Mentor Positions

two people working together on an assignment
Member Exclusive

The 2009 Peer Leadership Survey sponsored by the National Resource Center for The First-Year Experience and Students in Transition found that 65 percent of peer mentor positions receive some financial compensation. Today, the nature of the compensation (paid/unpaid, type of pay, and expectations for the position) varies widely between institutions and often varies widely even across a single campus.

We spoke this week with Jimmie Gahagan, director for student engagement at the University of South Carolina, an institution with a well-established track record in developing strong and innovative student leadership programs. USC does offer paid peer mentor positions, and we were interested to hear Gahagan’s advice on the questions and issues other institutions will need to address in order to set up these positions effectively.

"Paid positions can definitely provide a financial incentive to the students and can provide supervisors with the ability to more specifically direct their work through performance review and supervision. The risk is that in hiring you may lose some of the intrinsic volunteer motivation that you often see in peer leaders who have taken unpaid positions."
Jimmie Gahagan, University of South Carolina

We hope you’re enjoying this read. The full text of this article or report is complimentary for Academic Impressions members. to read it!

If you're signed up to receive our Daily Pulse, but your institution does not have an active membership, you won't have access to this article.

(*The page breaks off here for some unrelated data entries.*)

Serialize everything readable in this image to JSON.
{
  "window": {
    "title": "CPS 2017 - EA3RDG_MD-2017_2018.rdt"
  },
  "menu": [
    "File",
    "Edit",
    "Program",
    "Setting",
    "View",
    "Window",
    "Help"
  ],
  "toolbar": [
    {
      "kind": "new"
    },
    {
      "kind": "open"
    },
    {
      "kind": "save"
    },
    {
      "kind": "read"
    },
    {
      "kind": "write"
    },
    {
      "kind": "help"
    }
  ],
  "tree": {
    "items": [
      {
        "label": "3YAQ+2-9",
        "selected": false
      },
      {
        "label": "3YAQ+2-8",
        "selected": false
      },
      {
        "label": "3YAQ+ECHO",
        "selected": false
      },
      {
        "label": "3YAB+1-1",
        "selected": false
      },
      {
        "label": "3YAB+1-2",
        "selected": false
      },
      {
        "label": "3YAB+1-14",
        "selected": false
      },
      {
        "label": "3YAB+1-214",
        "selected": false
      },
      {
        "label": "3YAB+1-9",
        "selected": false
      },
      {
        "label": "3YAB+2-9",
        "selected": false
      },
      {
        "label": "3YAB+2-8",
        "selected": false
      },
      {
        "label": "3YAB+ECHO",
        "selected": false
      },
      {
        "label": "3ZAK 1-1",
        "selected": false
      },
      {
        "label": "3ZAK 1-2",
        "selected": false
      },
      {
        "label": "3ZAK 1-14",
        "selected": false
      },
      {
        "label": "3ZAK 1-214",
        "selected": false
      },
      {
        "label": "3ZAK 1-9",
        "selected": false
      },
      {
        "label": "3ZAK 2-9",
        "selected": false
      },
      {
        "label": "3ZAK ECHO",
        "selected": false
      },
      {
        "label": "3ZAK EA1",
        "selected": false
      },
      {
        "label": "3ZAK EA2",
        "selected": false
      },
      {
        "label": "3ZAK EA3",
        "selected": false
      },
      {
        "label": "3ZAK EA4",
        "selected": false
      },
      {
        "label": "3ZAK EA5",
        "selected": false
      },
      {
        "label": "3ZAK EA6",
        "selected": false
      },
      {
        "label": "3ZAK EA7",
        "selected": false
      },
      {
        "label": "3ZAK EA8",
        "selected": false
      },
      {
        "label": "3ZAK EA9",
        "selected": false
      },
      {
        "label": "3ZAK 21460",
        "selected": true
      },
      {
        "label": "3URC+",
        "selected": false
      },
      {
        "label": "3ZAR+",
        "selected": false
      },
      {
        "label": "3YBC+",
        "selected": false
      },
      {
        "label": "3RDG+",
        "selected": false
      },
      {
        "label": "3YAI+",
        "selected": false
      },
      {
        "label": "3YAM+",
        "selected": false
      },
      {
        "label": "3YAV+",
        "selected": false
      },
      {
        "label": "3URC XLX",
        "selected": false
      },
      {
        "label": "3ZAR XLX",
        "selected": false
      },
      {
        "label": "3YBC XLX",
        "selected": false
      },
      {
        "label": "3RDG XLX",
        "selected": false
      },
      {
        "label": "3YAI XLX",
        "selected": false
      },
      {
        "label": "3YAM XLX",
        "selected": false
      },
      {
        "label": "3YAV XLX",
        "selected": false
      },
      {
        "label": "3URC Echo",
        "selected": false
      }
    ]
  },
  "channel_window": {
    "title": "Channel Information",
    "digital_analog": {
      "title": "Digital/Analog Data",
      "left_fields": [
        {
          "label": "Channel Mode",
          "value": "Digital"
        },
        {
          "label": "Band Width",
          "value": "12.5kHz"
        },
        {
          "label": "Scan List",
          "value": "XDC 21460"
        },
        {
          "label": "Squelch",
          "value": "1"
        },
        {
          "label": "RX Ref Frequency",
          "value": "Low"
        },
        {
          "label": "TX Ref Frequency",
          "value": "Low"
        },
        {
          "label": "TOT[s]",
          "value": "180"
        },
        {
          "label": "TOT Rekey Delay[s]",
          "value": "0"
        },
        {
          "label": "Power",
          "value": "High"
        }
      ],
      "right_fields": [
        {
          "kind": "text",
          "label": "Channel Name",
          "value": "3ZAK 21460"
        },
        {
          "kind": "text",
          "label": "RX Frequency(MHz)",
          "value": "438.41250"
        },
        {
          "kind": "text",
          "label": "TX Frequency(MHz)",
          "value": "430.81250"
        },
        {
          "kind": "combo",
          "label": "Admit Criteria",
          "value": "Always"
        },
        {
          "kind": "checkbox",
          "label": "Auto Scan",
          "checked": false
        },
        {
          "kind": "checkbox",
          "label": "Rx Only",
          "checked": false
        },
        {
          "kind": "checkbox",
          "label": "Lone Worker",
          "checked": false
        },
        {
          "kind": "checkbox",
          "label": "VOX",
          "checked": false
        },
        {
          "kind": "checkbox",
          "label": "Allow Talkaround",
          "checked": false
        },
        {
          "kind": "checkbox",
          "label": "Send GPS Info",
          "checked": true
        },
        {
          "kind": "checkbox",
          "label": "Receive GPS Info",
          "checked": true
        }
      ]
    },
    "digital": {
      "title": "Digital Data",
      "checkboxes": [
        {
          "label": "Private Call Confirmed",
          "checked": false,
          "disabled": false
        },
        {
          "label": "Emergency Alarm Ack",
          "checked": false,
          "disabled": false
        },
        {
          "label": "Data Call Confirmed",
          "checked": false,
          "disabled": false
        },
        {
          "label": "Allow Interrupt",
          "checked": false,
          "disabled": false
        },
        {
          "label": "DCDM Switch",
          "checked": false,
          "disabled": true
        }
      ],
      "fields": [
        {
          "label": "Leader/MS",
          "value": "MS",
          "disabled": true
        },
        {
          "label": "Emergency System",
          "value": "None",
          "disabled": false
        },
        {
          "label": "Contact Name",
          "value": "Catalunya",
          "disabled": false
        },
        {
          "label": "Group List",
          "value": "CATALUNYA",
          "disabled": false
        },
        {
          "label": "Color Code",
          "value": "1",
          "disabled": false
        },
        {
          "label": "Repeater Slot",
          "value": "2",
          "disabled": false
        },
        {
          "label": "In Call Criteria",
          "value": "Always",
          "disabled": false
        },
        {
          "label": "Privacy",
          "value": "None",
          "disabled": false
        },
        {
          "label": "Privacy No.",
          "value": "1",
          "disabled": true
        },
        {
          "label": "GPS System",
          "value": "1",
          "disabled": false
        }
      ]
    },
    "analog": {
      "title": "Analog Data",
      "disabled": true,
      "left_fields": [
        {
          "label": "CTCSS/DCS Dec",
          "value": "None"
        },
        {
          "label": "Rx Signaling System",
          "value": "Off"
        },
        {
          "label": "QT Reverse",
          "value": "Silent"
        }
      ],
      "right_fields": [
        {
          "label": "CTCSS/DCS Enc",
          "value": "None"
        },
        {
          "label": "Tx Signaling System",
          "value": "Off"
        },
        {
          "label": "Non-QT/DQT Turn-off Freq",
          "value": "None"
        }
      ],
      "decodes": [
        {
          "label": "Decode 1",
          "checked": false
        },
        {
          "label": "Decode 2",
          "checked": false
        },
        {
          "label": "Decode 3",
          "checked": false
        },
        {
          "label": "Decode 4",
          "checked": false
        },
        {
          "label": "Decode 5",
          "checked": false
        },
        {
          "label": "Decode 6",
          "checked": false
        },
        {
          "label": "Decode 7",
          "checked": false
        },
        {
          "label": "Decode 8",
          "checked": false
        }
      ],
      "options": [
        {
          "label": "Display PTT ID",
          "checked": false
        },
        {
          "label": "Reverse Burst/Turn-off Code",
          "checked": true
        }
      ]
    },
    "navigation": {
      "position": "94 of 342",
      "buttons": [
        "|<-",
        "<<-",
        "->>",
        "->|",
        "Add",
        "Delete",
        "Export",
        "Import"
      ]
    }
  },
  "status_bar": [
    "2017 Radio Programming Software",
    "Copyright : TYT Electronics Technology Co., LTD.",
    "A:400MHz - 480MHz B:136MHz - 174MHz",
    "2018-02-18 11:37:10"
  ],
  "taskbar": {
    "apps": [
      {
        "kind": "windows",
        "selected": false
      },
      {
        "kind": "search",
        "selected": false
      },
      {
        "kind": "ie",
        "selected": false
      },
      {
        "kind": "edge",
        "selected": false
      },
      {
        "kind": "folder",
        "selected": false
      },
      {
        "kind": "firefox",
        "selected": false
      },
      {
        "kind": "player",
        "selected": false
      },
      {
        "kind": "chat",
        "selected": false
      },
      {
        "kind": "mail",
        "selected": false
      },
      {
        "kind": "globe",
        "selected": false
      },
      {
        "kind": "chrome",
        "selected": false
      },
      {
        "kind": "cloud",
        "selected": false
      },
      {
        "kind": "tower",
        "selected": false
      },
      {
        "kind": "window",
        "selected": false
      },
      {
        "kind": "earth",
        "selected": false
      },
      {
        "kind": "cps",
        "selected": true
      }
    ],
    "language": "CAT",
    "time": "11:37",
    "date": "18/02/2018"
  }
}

An Academic Impressions membership provides multiple users on your campus with unlimited access to exclusive reports, research briefs, hundreds of free webcasts and online trainings, and discounts on conferences. Learn more about membership and get unlimited training and reading for you and your team today.